The feathery antennae above are on an Agreeable Tiger Moth photographed by Chuck Tague.  Yes, the moth is agreeing to have his picture taken and yes, that's really his name!  Agreeable Tiger Moth (Spilosoma congrua).

The knobs on the antenna below are on a Pearl Cresent butterfly (Phyciodes tharos).

Pearlcresent butterfly (photo by Kate St. John)

Pearlcresent butterfly (photo by Kate St. John)

 

For more differences between moths and butterflies see this vintage article from August 2010:  How Do You Know It's a Moth

 

(photo of Agreeable Tiger Moth by Chuck Tague. photo of Pearl Crescent Butterfly by Kate St. John)

No responses yet

Aug 30 2017

Pitt Peregrines’ Granddaughter in Ontario

Published by under Peregrines

Thanks to Kathy Majich, I learned last month that a Pitt peregrine granddaughter is nesting in Ontario, Canada.

Dorothy and Erie were the first peregrine falcon pair at the University of Pittsburgh's Cathedral of Learning(*).  Their 2003 brood was especially successful because three of those four chicks went on to nest elsewhere.  One of them, Belle, nested at the University of Toledo until 2014.

During the 2014 nesting season, Belle was challenged by an intruder yet she successfully raised two chicks despite her injuries.  After the chicks were banded and fledged, Belle disappeared and the intruder took over.  Belle's mate, Allen, coached the youngsters to independence.

This year we're happy to discover that one of those chicks, Dr. Jane, was identified this spring in St. Marys, Ontario raising her own two chicks with her mate Cosmo.

(click on "View larger" so see Pittsburgh on the map.)

 

So Dorothy and Erie's legacy continues with a granddaughter and great-grands in Ontario.

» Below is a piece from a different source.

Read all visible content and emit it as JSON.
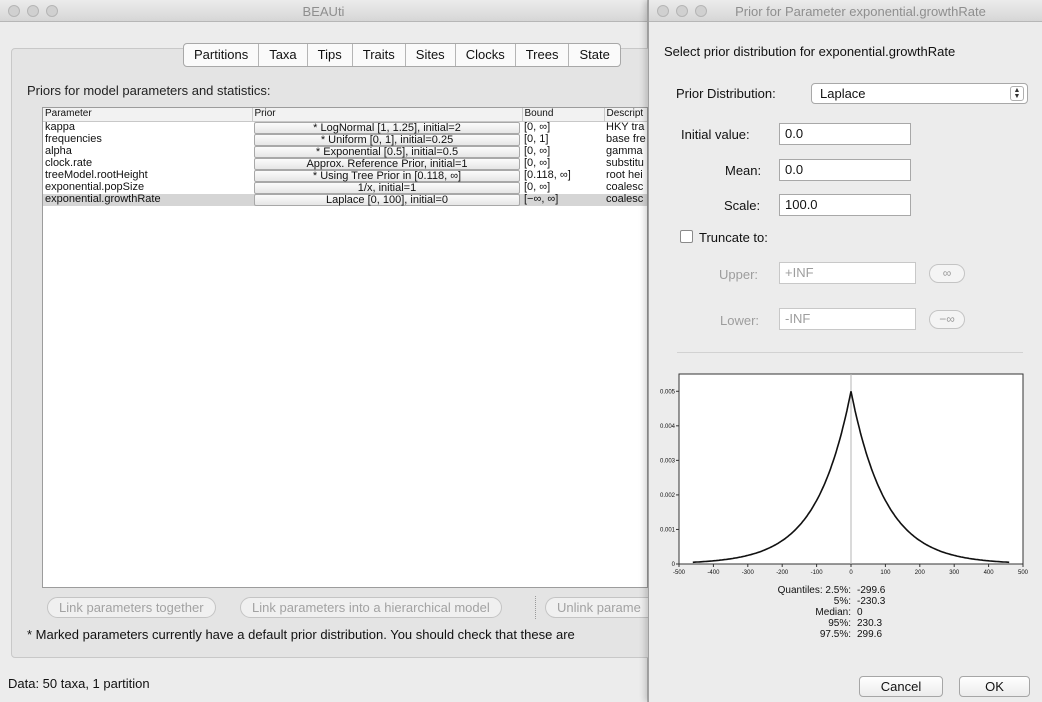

Click on the image above to read about "Dr. Jane" at the Canadian Peregrine Foundation's Facebook page.  Click here to read about the peregrine family in St. Mary's Stratford Beacon Herald.

 

(photo linked from Canadian Peregrine Foundation Facebook page. Map showing St. Mary's, Ontario linked from Google maps)

(*) Note: Dorothy hatched in Milwaukee, Wisconsin in 1999 and was present at the Cathedral of Learning from 2001 through 2015.  Erie hatched in Columbus, Ohio in 1998 and was present at Pitt from 2001 through 2007. Erie was followed by E2.

 

6 responses so far

Aug 29 2017

Green Eggs On Nettle

Green eggs on stinging nettle leaves (photo by Kate St.John)

Green eggs on stinging nettle leaves (photo by Kate St.John)

Today, a quiz.

I found green eggs on stinging nettle on August 9 at Wolf Creek Narrows, Butler County, PA.

Are they eggs or something else?

And who laid them?

Post a comment with your answer.

I'll reveal their identity later today.

 

THE ANSWER:  29 August, 3:15pm
This was a tricky quiz because the structures really do look like eggs. I thought they were butterfly eggs but they are too smooth. The likely butterflies lay very wrinkled eggs.  For instance, click here to see the eggs of the small tortoiseshell butterfly.

Mary Ann Pike correctly identified the green "eggs" as nettle galls of (probably) Dasineura investita.  The galls are the plant's defenses against the larvae inside them.  The larvae are from midges so tiny that I can't find photographs of the adult insects though these three photos may give you an idea.

Caterpillars of the Sordid Hypena moth (Hypena sordidula) eat these galls.  Click here to see it.

 

(photo by Kate St. John)

7 responses so far

« Prev - Next »